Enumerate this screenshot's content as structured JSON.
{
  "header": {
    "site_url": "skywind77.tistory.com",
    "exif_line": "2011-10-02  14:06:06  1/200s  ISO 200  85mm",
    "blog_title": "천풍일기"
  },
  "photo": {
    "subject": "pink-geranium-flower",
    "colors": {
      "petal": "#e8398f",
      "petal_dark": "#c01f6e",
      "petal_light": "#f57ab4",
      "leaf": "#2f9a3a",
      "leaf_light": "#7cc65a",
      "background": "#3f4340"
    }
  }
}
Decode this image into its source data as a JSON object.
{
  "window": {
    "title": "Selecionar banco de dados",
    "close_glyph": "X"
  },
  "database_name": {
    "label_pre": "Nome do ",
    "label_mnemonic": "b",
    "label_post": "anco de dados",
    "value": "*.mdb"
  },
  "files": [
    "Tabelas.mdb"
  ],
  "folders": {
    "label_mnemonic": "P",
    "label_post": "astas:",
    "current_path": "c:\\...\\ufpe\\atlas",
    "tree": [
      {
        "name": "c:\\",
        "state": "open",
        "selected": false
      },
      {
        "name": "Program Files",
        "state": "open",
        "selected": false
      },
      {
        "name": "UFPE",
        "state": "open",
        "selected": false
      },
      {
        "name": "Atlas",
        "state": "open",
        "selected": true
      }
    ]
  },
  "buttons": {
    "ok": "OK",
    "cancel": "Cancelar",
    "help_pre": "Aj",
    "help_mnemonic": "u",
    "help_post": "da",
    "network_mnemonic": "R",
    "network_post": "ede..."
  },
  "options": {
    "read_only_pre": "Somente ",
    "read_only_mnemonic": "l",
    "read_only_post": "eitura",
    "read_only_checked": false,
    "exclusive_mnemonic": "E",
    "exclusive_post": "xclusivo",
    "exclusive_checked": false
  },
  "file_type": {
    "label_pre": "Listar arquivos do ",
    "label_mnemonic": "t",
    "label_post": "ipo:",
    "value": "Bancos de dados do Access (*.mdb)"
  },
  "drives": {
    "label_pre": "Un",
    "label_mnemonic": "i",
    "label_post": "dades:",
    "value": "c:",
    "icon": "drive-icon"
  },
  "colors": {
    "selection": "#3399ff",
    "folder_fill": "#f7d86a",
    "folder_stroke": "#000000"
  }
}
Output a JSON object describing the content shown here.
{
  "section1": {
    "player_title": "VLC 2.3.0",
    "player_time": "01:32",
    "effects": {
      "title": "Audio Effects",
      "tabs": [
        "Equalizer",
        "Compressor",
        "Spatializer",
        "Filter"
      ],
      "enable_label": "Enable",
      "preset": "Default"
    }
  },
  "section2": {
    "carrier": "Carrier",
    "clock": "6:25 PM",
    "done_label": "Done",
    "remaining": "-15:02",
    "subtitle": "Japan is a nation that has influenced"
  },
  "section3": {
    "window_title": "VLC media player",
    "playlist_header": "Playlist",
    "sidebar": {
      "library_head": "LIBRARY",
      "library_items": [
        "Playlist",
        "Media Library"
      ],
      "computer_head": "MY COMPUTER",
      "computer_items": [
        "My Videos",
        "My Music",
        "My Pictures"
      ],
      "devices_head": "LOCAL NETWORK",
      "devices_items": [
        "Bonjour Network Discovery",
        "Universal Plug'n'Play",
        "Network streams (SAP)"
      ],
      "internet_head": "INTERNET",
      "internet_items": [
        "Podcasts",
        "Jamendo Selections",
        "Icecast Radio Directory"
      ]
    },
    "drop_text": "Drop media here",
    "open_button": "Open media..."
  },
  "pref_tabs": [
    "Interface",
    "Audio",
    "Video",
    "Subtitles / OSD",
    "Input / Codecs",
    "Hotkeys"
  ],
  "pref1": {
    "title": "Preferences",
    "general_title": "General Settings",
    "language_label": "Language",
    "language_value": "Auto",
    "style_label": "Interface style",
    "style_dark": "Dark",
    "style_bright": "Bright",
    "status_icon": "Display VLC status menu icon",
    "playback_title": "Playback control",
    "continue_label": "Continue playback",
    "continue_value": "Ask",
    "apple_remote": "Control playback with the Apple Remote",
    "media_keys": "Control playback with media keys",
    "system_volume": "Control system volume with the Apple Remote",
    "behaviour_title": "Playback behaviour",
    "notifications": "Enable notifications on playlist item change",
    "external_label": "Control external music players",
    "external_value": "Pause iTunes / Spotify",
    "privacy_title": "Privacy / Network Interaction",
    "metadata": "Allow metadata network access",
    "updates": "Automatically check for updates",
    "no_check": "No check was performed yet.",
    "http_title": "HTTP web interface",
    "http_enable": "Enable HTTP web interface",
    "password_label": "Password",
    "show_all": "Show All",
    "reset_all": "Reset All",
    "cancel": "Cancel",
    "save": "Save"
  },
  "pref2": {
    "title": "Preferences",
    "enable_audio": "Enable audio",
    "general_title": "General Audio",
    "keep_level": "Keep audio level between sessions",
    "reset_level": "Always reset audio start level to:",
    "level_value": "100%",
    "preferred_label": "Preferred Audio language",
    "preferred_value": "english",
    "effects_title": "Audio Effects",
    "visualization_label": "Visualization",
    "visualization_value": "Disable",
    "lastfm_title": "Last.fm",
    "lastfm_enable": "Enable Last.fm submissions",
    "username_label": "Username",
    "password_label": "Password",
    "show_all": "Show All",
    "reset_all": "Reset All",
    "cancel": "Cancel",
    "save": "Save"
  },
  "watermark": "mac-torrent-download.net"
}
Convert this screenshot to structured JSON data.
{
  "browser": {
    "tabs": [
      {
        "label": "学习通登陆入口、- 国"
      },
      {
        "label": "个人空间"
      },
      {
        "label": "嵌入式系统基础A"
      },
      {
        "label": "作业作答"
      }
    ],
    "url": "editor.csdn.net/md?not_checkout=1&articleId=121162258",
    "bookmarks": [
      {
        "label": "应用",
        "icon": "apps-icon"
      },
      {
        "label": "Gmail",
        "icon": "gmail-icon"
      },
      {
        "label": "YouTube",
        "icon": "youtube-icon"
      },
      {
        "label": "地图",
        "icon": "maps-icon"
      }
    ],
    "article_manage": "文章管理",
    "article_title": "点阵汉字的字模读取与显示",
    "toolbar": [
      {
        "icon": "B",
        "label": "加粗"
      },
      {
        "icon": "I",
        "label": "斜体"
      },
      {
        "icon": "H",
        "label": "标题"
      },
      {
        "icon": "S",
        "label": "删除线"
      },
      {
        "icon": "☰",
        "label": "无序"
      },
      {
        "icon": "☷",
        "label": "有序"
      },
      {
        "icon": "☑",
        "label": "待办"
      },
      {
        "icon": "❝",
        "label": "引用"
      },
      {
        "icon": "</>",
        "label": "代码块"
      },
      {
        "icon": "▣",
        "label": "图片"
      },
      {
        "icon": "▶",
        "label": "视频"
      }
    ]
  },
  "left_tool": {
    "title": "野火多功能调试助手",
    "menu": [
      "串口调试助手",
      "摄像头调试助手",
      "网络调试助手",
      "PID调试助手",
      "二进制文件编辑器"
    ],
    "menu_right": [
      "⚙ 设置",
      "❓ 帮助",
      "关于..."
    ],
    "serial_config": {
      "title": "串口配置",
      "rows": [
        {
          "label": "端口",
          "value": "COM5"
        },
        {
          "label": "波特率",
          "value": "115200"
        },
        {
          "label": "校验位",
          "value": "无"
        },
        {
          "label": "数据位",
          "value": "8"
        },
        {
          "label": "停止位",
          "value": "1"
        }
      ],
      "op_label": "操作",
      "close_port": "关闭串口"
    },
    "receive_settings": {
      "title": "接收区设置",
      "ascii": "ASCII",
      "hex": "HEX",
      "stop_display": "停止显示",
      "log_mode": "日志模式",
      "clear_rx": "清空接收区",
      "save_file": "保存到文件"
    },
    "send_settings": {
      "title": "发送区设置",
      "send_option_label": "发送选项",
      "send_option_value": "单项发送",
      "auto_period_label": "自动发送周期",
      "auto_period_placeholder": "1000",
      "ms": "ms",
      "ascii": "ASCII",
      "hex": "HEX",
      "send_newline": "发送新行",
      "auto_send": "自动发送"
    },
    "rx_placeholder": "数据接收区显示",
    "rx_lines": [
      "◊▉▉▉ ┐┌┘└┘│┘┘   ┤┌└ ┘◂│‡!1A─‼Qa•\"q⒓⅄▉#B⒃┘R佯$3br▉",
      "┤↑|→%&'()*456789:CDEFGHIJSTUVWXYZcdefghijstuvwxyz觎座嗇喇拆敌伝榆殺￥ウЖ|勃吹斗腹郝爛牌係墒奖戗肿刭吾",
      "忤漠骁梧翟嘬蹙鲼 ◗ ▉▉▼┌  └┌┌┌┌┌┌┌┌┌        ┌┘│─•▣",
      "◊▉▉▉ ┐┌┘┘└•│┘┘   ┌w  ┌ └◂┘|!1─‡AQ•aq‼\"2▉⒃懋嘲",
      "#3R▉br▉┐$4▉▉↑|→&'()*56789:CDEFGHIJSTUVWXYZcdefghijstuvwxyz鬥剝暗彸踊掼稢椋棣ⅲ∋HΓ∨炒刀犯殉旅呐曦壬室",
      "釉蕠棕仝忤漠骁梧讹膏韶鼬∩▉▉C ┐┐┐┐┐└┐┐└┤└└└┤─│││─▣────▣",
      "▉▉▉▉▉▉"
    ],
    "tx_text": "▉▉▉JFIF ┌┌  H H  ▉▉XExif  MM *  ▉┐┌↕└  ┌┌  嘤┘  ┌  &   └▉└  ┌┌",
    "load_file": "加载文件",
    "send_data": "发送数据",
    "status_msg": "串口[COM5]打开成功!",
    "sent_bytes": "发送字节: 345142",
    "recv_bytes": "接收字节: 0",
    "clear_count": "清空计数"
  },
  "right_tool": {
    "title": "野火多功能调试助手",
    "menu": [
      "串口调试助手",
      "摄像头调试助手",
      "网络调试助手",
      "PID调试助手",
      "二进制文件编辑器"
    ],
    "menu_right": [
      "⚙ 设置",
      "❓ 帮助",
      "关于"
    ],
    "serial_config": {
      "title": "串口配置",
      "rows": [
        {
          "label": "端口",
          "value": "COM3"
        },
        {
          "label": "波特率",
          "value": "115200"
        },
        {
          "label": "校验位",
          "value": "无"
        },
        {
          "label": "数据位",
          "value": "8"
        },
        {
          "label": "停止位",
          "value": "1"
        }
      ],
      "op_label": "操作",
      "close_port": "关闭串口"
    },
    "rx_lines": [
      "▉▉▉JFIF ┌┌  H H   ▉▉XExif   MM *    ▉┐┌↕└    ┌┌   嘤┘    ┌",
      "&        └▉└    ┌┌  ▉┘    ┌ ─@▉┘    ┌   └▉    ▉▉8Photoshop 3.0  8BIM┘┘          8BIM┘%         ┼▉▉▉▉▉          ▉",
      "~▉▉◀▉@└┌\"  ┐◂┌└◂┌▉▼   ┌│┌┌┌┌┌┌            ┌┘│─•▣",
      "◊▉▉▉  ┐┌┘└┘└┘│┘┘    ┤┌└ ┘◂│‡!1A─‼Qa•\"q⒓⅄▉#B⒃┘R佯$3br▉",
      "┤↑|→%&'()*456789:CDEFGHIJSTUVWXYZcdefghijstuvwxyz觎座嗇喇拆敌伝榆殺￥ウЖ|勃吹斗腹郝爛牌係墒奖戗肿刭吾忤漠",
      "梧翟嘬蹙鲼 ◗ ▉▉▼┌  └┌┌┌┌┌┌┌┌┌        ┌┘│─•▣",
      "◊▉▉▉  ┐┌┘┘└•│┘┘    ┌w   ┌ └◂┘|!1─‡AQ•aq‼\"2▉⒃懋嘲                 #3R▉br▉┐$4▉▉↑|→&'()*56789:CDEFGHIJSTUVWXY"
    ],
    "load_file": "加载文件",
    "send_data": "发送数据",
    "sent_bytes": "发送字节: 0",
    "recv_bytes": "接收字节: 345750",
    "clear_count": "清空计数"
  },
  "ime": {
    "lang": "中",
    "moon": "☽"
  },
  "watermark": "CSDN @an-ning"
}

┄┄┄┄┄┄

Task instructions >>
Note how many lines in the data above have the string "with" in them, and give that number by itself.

Task response >>
3